DEAR READERS: I'm marking my 10-year anniversary of writing the "Ask Amy" column by rerunning some of my favorite Q-and-A's from a decade of advice. Romance is a perennial topic in this space. Today's column is devoted to dating.
DEAR AMY: Let me start by saying this is not a midlife crisis. I am a 40-year-old guy who has never dated anyone older than 25. I recently broke up with a 19-year-old after dating her for a month. She was the one who asked me out, but the pressure from her friends and family was too much.
She then started dating someone her own age. Even though she left for school a month ago, we talk on the phone almost every night, sometimes for hours. This girl got to me like no one else ever has. I know we were made for each other, though at different times! I can't get her out of my head. I don't know if I should just keep talking to her and stay close hoping she may still have feelings for me.
— Not That Old
DEAR NOT: Thank you for declaring that you are not having a midlife crisis. I agree. You are having a dim-life crisis.
Before I attempt to slap you silly with the phrase "what can you possibly be thinking?!" I realize I have some major baggage here. Many of us do. At least those of us with teenage daughters. (If you attempt to date mine, by the way, I'm coming after you. Or better yet, I'll send her father.)
Her parents must be worried about this, and I would think that as their contemporary, you would try to respect them, at least a little bit. But she is also a party to this relationship, and based on what you present here, it sounds as if she's still interested in you. Since she is a (barely) consenting adult, there isn't much anyone can do legally to prevent you from seeing each other.

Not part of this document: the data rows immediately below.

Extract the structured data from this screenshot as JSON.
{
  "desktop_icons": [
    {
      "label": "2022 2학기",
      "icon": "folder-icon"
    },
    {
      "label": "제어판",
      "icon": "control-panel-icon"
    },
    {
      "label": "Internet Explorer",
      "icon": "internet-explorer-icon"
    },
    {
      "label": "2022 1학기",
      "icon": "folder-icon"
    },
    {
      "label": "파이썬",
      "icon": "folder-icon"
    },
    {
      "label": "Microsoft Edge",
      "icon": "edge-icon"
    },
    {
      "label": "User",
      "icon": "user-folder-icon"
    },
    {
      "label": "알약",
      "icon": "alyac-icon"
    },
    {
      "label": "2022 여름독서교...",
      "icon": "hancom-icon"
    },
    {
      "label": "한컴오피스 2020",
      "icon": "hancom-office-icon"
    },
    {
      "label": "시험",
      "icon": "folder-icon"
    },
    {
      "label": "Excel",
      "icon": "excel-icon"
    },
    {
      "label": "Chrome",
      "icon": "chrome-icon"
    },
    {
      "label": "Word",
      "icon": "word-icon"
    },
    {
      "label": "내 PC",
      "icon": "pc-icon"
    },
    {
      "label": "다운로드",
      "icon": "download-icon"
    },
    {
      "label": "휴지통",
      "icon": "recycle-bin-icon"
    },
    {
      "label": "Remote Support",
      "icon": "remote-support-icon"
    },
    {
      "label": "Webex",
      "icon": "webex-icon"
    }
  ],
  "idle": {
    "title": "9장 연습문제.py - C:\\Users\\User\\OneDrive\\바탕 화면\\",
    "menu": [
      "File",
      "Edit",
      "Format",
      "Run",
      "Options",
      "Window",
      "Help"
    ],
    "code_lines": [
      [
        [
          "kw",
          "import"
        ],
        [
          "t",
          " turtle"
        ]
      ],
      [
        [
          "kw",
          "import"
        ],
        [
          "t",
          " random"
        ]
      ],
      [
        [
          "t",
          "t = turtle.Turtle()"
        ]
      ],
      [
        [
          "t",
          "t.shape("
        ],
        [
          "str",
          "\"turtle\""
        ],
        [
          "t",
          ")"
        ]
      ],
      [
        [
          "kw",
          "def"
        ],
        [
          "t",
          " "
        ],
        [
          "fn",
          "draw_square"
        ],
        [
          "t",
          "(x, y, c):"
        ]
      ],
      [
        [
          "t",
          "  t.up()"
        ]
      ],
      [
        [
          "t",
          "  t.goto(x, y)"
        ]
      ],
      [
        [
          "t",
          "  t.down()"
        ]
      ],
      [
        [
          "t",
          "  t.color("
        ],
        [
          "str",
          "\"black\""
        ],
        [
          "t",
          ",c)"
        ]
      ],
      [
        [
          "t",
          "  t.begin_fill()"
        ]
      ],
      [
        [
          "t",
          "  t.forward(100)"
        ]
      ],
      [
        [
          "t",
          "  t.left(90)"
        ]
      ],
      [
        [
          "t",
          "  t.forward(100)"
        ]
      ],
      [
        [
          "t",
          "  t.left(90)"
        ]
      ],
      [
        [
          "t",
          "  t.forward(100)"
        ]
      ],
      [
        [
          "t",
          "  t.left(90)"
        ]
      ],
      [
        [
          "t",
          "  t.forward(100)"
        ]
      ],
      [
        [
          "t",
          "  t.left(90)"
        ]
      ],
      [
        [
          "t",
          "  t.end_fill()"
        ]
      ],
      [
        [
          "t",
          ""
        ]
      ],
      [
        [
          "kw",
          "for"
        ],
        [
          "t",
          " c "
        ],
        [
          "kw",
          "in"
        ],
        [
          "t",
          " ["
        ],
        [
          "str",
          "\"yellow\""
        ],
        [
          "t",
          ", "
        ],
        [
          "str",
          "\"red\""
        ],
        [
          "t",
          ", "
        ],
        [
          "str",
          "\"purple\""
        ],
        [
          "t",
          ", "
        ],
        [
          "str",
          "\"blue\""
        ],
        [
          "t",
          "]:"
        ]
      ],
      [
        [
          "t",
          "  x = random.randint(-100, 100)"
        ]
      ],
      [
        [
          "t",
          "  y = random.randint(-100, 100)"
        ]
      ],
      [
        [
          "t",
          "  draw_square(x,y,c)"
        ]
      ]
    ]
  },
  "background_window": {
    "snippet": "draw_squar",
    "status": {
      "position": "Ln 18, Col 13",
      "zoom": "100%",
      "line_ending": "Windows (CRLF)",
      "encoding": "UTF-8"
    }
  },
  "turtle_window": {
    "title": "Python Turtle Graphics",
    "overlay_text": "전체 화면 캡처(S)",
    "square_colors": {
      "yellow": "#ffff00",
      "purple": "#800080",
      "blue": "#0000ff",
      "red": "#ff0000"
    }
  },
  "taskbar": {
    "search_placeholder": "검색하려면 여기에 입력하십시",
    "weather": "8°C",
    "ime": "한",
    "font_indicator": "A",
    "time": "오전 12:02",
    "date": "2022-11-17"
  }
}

I do feel, however, that the decent and adult thing is for you to back off — way off — in order to allow her to have a halfway normal time at college. I realize that by the time she graduates, she may be too old for you, but since you're "made for each other," I assume you'll be happy to wait in spite of the fact she might outgrow you. (2003)
DEAR AMY: My guy just broke up with me, and I'm frantic. What's the best way to get him back?
— Broken Hearted
DEAR BROKEN: The only method I know for sure is to stop caring. Once you really stop caring, they have a way of coming back. By then, of course ... you don't care. (2003)
DEAR AMY: I am 50 and dating again — whew! It's fun, but who pays is so confusing. He'll ask me for ideas about what we can do on dates, and I'm afraid to make suggestions for fear that he'll think I see him only as a wallet. The reality is, he makes far more money than I do — I work part time — and I can't afford much more than a movie every now and then.
How do others re-entering the dating scene handle this?
DEAR CATHLEEN: Very badly, mostly. A basic guideline is that whoever does the inviting should pay for the date, and if your guy is asking for suggestions, it's a good idea to keep those suggestions modest. You can reciprocate with the occasional movie date, inexpensive visits to landmarks, museums and galleries, and your homemade lasagna.
Although this "who pays for the date" issue is still fluid with your guy, I hope you'll muster up the courage to say to him, "Whew, this is fun, but who pays is so confusing! How do you feel about it?"
He may confess that he has the same questions you have. The beauty of a new relationship is that you get to make up new "rules" as you go. As long as you are in basic agreement, you can concentrate on having a good time, instead of worrying about who picks up the tab. (2004)
Send questions via e-mail to firstname.lastname@example.org. Amy Dickinson's memoir, The Mighty Queens of Freeville: A Mother, a Daughter and the Town that Raised Them (Hyperion), is available in bookstores.